* **What you have to do**
Go through the listing below and say how many lines include "Klienci". Give the number by itself.

* **Task data**
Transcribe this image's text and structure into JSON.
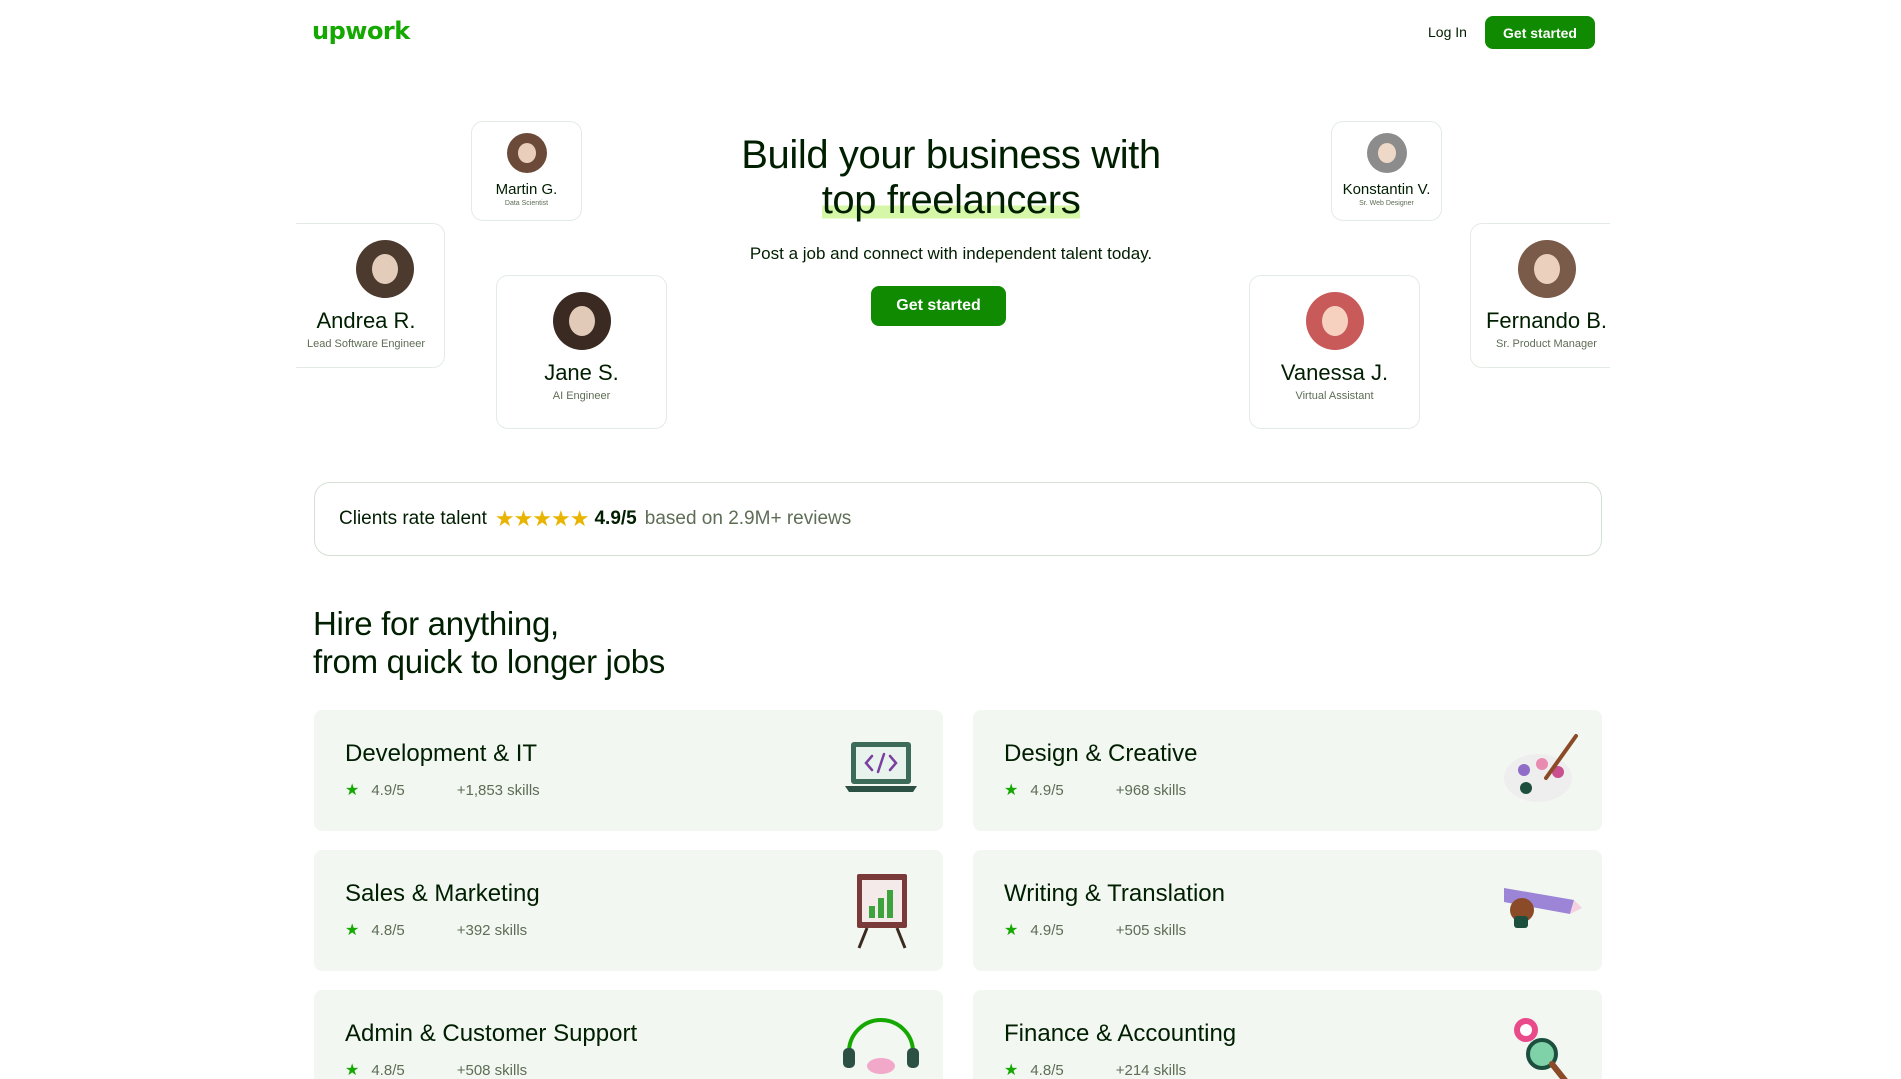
{
  "header": {
    "logo": "upwork",
    "login": "Log In",
    "cta": "Get started"
  },
  "hero": {
    "title_line1": "Build your business with",
    "title_line2": "top freelancers",
    "subtitle": "Post a job and connect with independent talent today.",
    "cta": "Get started"
  },
  "freelancers": [
    {
      "name": "Martin G.",
      "role": "Data Scientist",
      "color": "#6b4a3a"
    },
    {
      "name": "Andrea R.",
      "role": "Lead Software Engineer",
      "color": "#4d3a2e"
    },
    {
      "name": "Jane S.",
      "role": "AI Engineer",
      "color": "#3a2a22"
    },
    {
      "name": "Konstantin V.",
      "role": "Sr. Web Designer",
      "color": "#8c8c8c"
    },
    {
      "name": "Vanessa J.",
      "role": "Virtual Assistant",
      "color": "#c95a5a"
    },
    {
      "name": "Fernando B.",
      "role": "Sr. Product Manager",
      "color": "#7a5a48"
    }
  ],
  "rating": {
    "label": "Clients rate talent",
    "stars": "★★★★★",
    "score": "4.9/5",
    "based": "based on 2.9M+ reviews"
  },
  "section": {
    "title_line1": "Hire for anything,",
    "title_line2": "from quick to longer jobs"
  },
  "categories": [
    {
      "name": "Development & IT",
      "rating": "4.9/5",
      "skills": "+1,853 skills",
      "icon": "laptop-code-icon"
    },
    {
      "name": "Design & Creative",
      "rating": "4.9/5",
      "skills": "+968 skills",
      "icon": "palette-icon"
    },
    {
      "name": "Sales & Marketing",
      "rating": "4.8/5",
      "skills": "+392 skills",
      "icon": "chart-easel-icon"
    },
    {
      "name": "Writing & Translation",
      "rating": "4.9/5",
      "skills": "+505 skills",
      "icon": "pencil-hand-icon"
    },
    {
      "name": "Admin & Customer Support",
      "rating": "4.8/5",
      "skills": "+508 skills",
      "icon": "headset-icon"
    },
    {
      "name": "Finance & Accounting",
      "rating": "4.8/5",
      "skills": "+214 skills",
      "icon": "magnifier-icon"
    }
  ],
  "colors": {
    "brand_green": "#14a800",
    "button_green": "#108a00",
    "highlight": "#d7f7a8",
    "card_bg": "#f2f7f2",
    "star_gold": "#e8b400"
  }
}
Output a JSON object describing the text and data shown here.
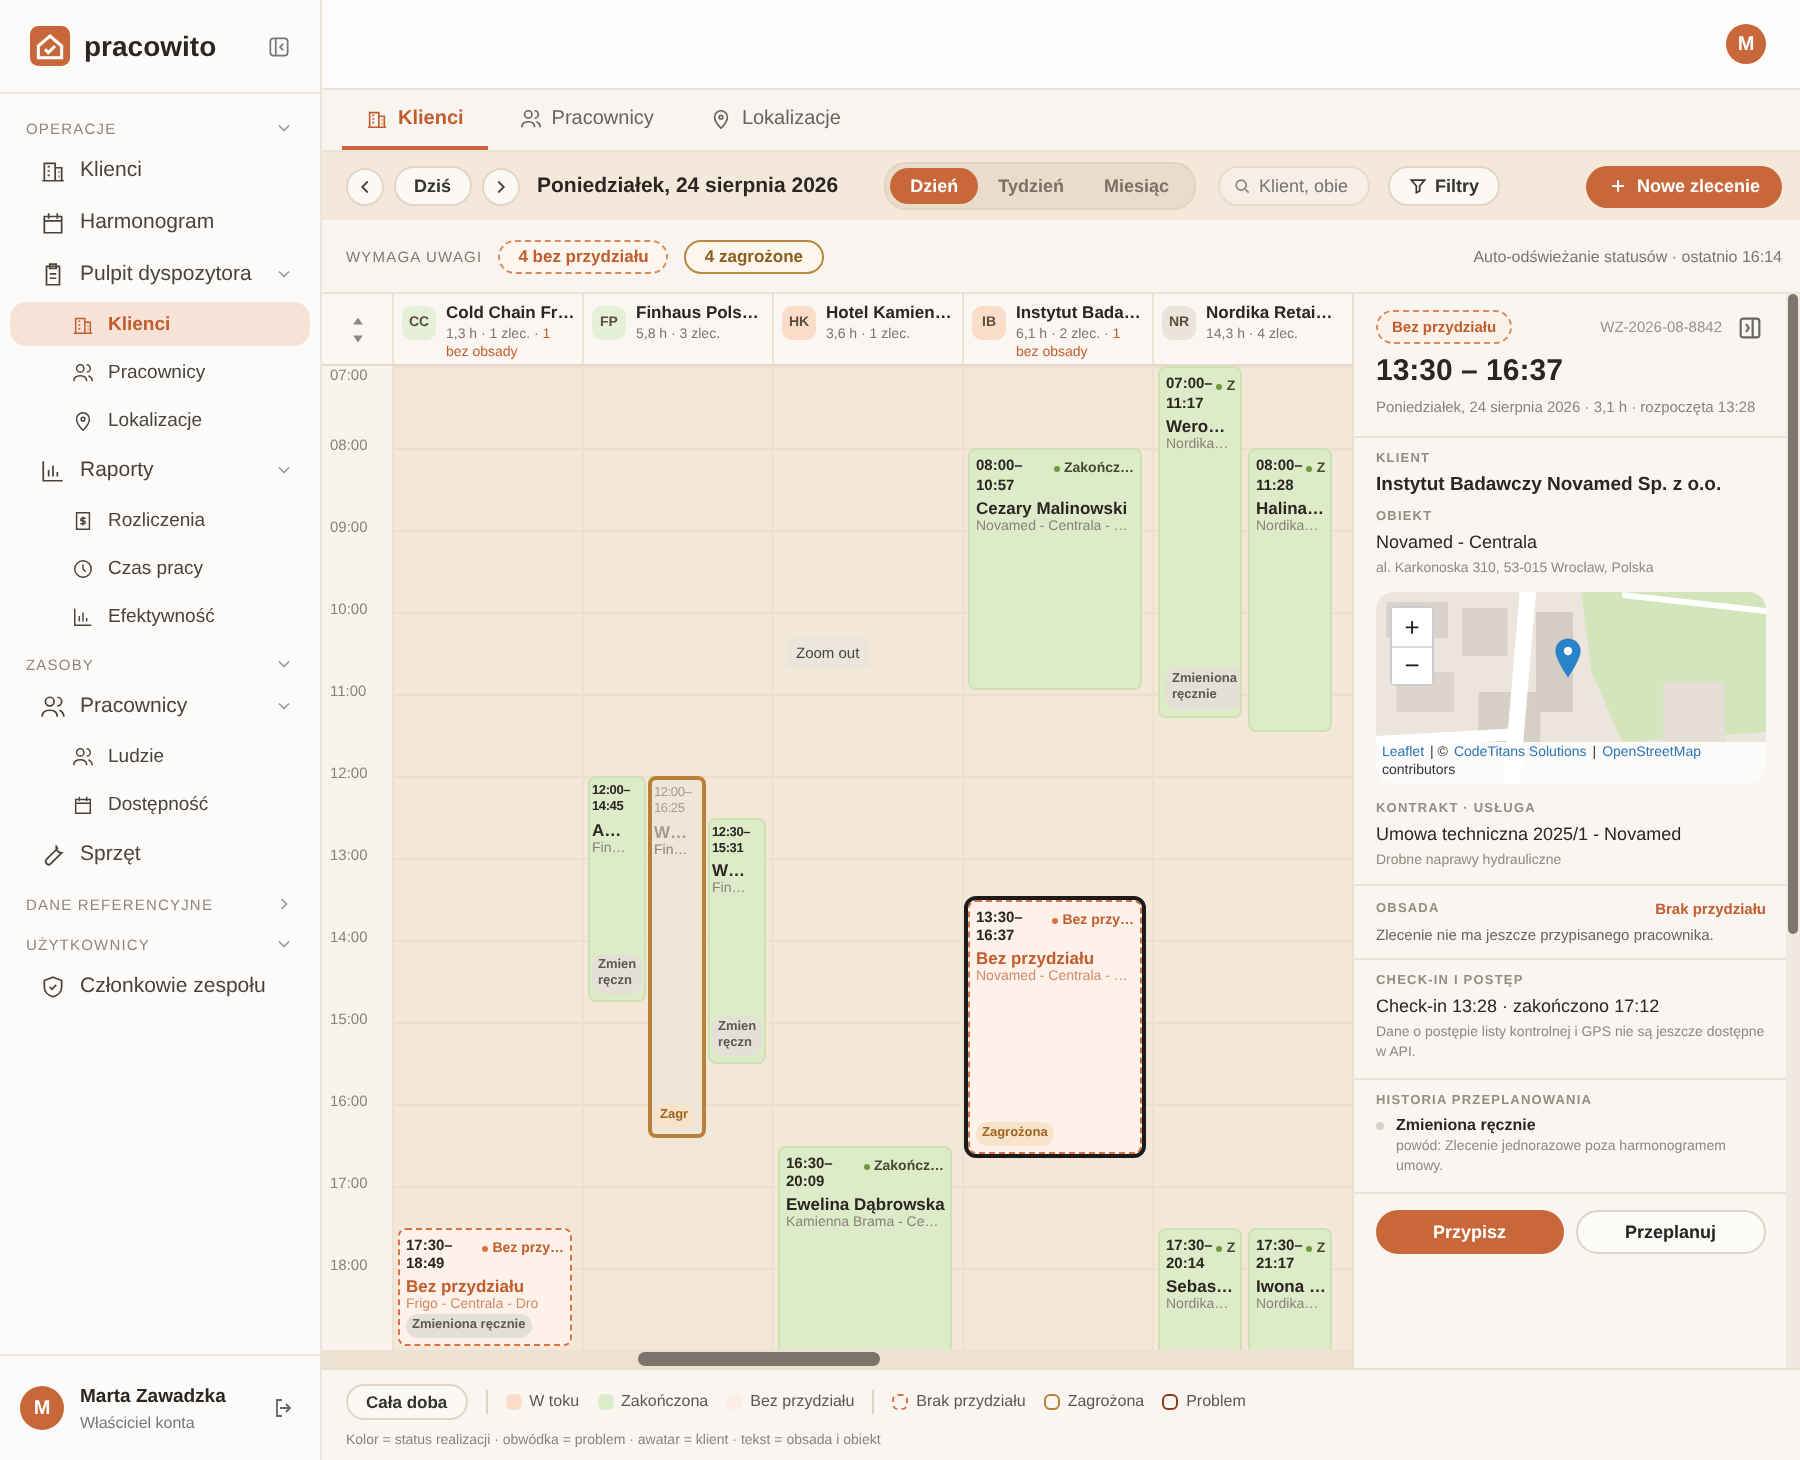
{
  "sidebar": {
    "logo": "pracowito",
    "sections": [
      {
        "title": "OPERACJE",
        "expanded": true,
        "items": [
          {
            "label": "Klienci",
            "kind": "building",
            "selected": false
          },
          {
            "label": "Harmonogram",
            "kind": "calendar",
            "selected": false
          },
          {
            "label": "Pulpit dyspozytora",
            "kind": "clipboard",
            "selected": false,
            "expanded": true,
            "children": [
              {
                "label": "Klienci",
                "kind": "building",
                "selected": true
              },
              {
                "label": "Pracownicy",
                "kind": "users",
                "selected": false
              },
              {
                "label": "Lokalizacje",
                "kind": "pin",
                "selected": false
              }
            ]
          },
          {
            "label": "Raporty",
            "kind": "chart",
            "selected": false,
            "expanded": true,
            "children": [
              {
                "label": "Rozliczenia",
                "kind": "invoice",
                "selected": false
              },
              {
                "label": "Czas pracy",
                "kind": "clock",
                "selected": false
              },
              {
                "label": "Efektywność",
                "kind": "chart",
                "selected": false
              }
            ]
          }
        ]
      },
      {
        "title": "ZASOBY",
        "expanded": true,
        "items": [
          {
            "label": "Pracownicy",
            "kind": "users",
            "selected": false,
            "expanded": true,
            "children": [
              {
                "label": "Ludzie",
                "kind": "users",
                "selected": false
              },
              {
                "label": "Dostępność",
                "kind": "calendar",
                "selected": false
              }
            ]
          },
          {
            "label": "Sprzęt",
            "kind": "wrench",
            "selected": false
          }
        ]
      },
      {
        "title": "DANE REFERENCYJNE",
        "expanded": false
      },
      {
        "title": "UŻYTKOWNICY",
        "expanded": true,
        "items": [
          {
            "label": "Członkowie zespołu",
            "kind": "shield",
            "selected": false
          }
        ]
      }
    ],
    "user": {
      "initial": "M",
      "name": "Marta Zawadzka",
      "role": "Właściciel konta"
    }
  },
  "topbar": {
    "avatar": "M"
  },
  "tabs": [
    {
      "label": "Klienci",
      "kind": "building",
      "selected": true
    },
    {
      "label": "Pracownicy",
      "kind": "users",
      "selected": false
    },
    {
      "label": "Lokalizacje",
      "kind": "pin",
      "selected": false
    }
  ],
  "toolbar": {
    "today": "Dziś",
    "date": "Poniedziałek, 24 sierpnia 2026",
    "views": [
      {
        "label": "Dzień",
        "selected": true
      },
      {
        "label": "Tydzień",
        "selected": false
      },
      {
        "label": "Miesiąc",
        "selected": false
      }
    ],
    "search": {
      "placeholder": "Klient, obie"
    },
    "filters": "Filtry",
    "new_order": "Nowe zlecenie"
  },
  "attention": {
    "label": "WYMAGA UWAGI",
    "chips": [
      {
        "label": "4 bez przydziału",
        "kind": "unassigned"
      },
      {
        "label": "4 zagrożone",
        "kind": "risk"
      }
    ],
    "refresh": "Auto-odświeżanie statusów · ostatnio 16:14"
  },
  "calendar": {
    "hours": [
      "07:00",
      "08:00",
      "09:00",
      "10:00",
      "11:00",
      "12:00",
      "13:00",
      "14:00",
      "15:00",
      "16:00",
      "17:00",
      "18:00"
    ],
    "tooltip": "Zoom out",
    "columns": [
      {
        "initials": "CC",
        "color": "#e6f0d6",
        "name": "Cold Chain Fr…",
        "meta": "1,3 h · 1 zlec. · ",
        "warning": "1 bez obsady",
        "events": [
          {
            "from": "17:30–",
            "to": "18:49",
            "kind": "unassigned",
            "selected": false,
            "tag": "Bez przy…",
            "title": "Bez przydziału",
            "sub": "Frigo - Centrala - Dro",
            "pill": {
              "label": "Zmieniona ręcznie",
              "kind": "manual"
            }
          }
        ]
      },
      {
        "initials": "FP",
        "color": "#e6f0d6",
        "name": "Finhaus Pols…",
        "meta": "5,8 h · 3 zlec.",
        "events": [
          {
            "from": "12:00–",
            "to": "14:45",
            "kind": "done",
            "selected": false,
            "title": "A…",
            "sub": "Fin…",
            "pill": {
              "label": "Zmien ręczn",
              "kind": "manual"
            }
          },
          {
            "from": "12:00–",
            "to": "16:25",
            "kind": "risk",
            "selected": false,
            "title": "W…",
            "sub": "Fin…",
            "pill": {
              "label": "Zagr",
              "kind": "risk"
            }
          },
          {
            "from": "12:30–",
            "to": "15:31",
            "kind": "done",
            "selected": false,
            "title": "W…",
            "sub": "Fin…",
            "pill": {
              "label": "Zmien ręczn",
              "kind": "manual"
            }
          }
        ]
      },
      {
        "initials": "HK",
        "color": "#fbdcc9",
        "name": "Hotel Kamien…",
        "meta": "3,6 h · 1 zlec.",
        "events": [
          {
            "from": "16:30–",
            "to": "20:09",
            "kind": "done",
            "selected": false,
            "tag": "Zakończ…",
            "title": "Ewelina Dąbrowska",
            "sub": "Kamienna Brama - Ce…"
          }
        ]
      },
      {
        "initials": "IB",
        "color": "#fbdcc9",
        "name": "Instytut Bada…",
        "meta": "6,1 h · 2 zlec. · ",
        "warning": "1 bez obsady",
        "events": [
          {
            "from": "08:00–",
            "to": "10:57",
            "kind": "done",
            "selected": false,
            "tag": "Zakończ…",
            "title": "Cezary Malinowski",
            "sub": "Novamed - Centrala - …"
          },
          {
            "from": "13:30–",
            "to": "16:37",
            "kind": "unassigned",
            "selected": true,
            "tag": "Bez przy…",
            "title": "Bez przydziału",
            "sub": "Novamed - Centrala - …",
            "pill": {
              "label": "Zagrożona",
              "kind": "risk"
            }
          }
        ]
      },
      {
        "initials": "NR",
        "color": "#ebe4da",
        "name": "Nordika Retai…",
        "meta": "14,3 h · 4 zlec.",
        "events": [
          {
            "from": "07:00–",
            "to": "11:17",
            "kind": "done",
            "selected": false,
            "tag": "Z",
            "title": "Wero…",
            "sub": "Nordika…",
            "pill": {
              "label": "Zmieniona ręcznie",
              "kind": "manual"
            }
          },
          {
            "from": "08:00–",
            "to": "11:28",
            "kind": "done",
            "selected": false,
            "tag": "Z",
            "title": "Halina…",
            "sub": "Nordika…"
          },
          {
            "from": "17:30–",
            "to": "20:14",
            "kind": "done",
            "selected": false,
            "tag": "Z",
            "title": "Sebas…",
            "sub": "Nordika…"
          },
          {
            "from": "17:30–",
            "to": "21:17",
            "kind": "done",
            "selected": false,
            "tag": "Z",
            "title": "Iwona …",
            "sub": "Nordika…"
          }
        ]
      }
    ]
  },
  "detail": {
    "status_chip": "Bez przydziału",
    "id": "WZ-2026-08-8842",
    "time": "13:30 – 16:37",
    "subtitle": "Poniedziałek, 24 sierpnia 2026 · 3,1 h · rozpoczęta 13:28",
    "client": {
      "label": "KLIENT",
      "value": "Instytut Badawczy Novamed Sp. z o.o."
    },
    "object": {
      "label": "OBIEKT",
      "value": "Novamed - Centrala",
      "address": "al. Karkonoska 310, 53-015 Wrocław, Polska"
    },
    "map": {
      "zoom_in": "+",
      "zoom_out": "−",
      "attribution": [
        {
          "text": "Leaflet",
          "link": true
        },
        {
          "text": "| ©",
          "link": false
        },
        {
          "text": "CodeTitans Solutions",
          "link": true
        },
        {
          "text": "|",
          "link": false
        },
        {
          "text": "OpenStreetMap",
          "link": true
        },
        {
          "text": "contributors",
          "link": false
        }
      ]
    },
    "contract": {
      "label": "KONTRAKT · USŁUGA",
      "value": "Umowa techniczna 2025/1 - Novamed",
      "note": "Drobne naprawy hydrauliczne"
    },
    "staff": {
      "label": "OBSADA",
      "status": "Brak przydziału",
      "text": "Zlecenie nie ma jeszcze przypisanego pracownika."
    },
    "checkin": {
      "label": "CHECK-IN I POSTĘP",
      "value": "Check-in 13:28 · zakończono 17:12",
      "note": "Dane o postępie listy kontrolnej i GPS nie są jeszcze dostępne w API."
    },
    "history": {
      "label": "HISTORIA PRZEPLANOWANIA",
      "items": [
        {
          "title": "Zmieniona ręcznie",
          "reason": "powód: Zlecenie jednorazowe poza harmonogramem umowy."
        }
      ]
    },
    "actions": [
      {
        "label": "Przypisz",
        "kind": "primary"
      },
      {
        "label": "Przeplanuj",
        "kind": "secondary"
      }
    ]
  },
  "footer": {
    "all_day": "Cała doba",
    "legend": [
      {
        "label": "W toku",
        "kind": "in_progress"
      },
      {
        "label": "Zakończona",
        "kind": "done"
      },
      {
        "label": "Bez przydziału",
        "kind": "unassigned"
      },
      {
        "label": "Brak przydziału",
        "kind": "dashed"
      },
      {
        "label": "Zagrożona",
        "kind": "risk"
      },
      {
        "label": "Problem",
        "kind": "problem"
      }
    ],
    "caption": "Kolor = status realizacji · obwódka = problem · awatar = klient · tekst = obsada i obiekt"
  }
}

* **The completed task**
3